S. Korean president says his nation can’t rely only on US for security
SEOUL, South Korea — In vowing to prevent a new war on the divided peninsula, President Moon Jae-in said Tuesday that South Korea needs to do more to ensure its security.
The liberal leader, who took office on May 10 in a snap election, stressed that Seoul will work “very closely” with its longstanding U.S. ally to resolve the growing threat from North Korea.
“Still, we cannot rely only on our ally for our security,” he said in a televised speech to mark the anniversary of the country’s independence from Japanese colonial rule in 1945.
“When it comes to matters related to the Korean Peninsula, our country has to take the initiative in resolving them,” he said. “Without the consent of the Republic of Korea, no country can determine to take military action.”
“The government will do all it can to prevent a war from breaking out,” he said. “No matter what twists and turns we undergo, the North Korean nuclear problem must be addressed in a peaceful manner.”
Moon insisted that position did not represent a break with the United States, which backed South Korea in the 1950-53 war against the communist-supported North.
The fighting ended with an armistice but not a peace treaty, leaving the rivals separated by the world’s most fortified border.
The U.S. maintains about 28,500 servicemembers in the South and offers its ally as well as nearby Japan protection under its so-called nuclear umbrella.
But fissures have emerged as President Donald Trump hardened his rhetoric and North Korea demonstrated rapid progress in its nuclear weapons program.
Fears that the U.S. may try to launch a pre-emptive attack or that threats may lead to accidental conflict have prompted calls for the South to step up development of its defenses.
Moon, a 64-year-old former human rights lawyer, has ordered a vast array of military reforms.
He also asked Trump in a phone call earlier this month to support changing agreed-upon guidelines to allow the South to develop more powerful ballistic missiles.

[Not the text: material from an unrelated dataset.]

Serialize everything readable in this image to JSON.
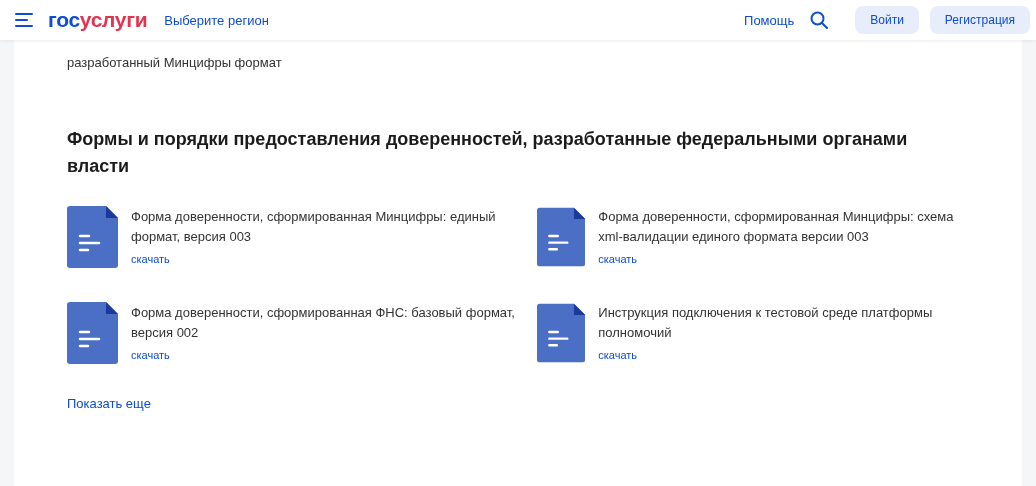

Seoul may develop missiles with a range of up to 500 miles and a payload of up to 1,100 pounds, according to a bilateral agreement.
Moon wants to expand the payload to about a ton, which would help efforts to destroy North Korean bunkers, the Yonhap News Agency has reported.
He also has called for speeding up the long-delayed transfer of wartime operational control from the U.S. to the South Koreans.
South Korea has about 625,000 regular troops who are vastly outnumbered by the 1.3 million-strong North Korean army.
But while the numerical gap is wide, the South and the United States are believed to enjoy superior military technology, training and logistics.
U.S. and South Korean military leaders stress the importance of interoperability between the two allies, underscored by the frequently cited slogans “ready to fight tonight” and “katchi kapsida,” Korean for “we go together.”
Gen. Vincent Brooks, commander of U.S. Forces Korea, recently praised the South Koreans and said the two militaries were closer than ever. He pointed to the fact that many units are combined, with South Korean and U.S. troops working together.
“This is a very capable ally,” he said Monday during a joint press conference in Seoul with visiting Gen. Joseph Dunford, chairman of the Joint Chiefs of Staff.
“We have systems we have to work through like we would with any ally. This is someone who’s carrying their own defenses,” said Brooks, who also leads Combined Forces Command and United Nations Command.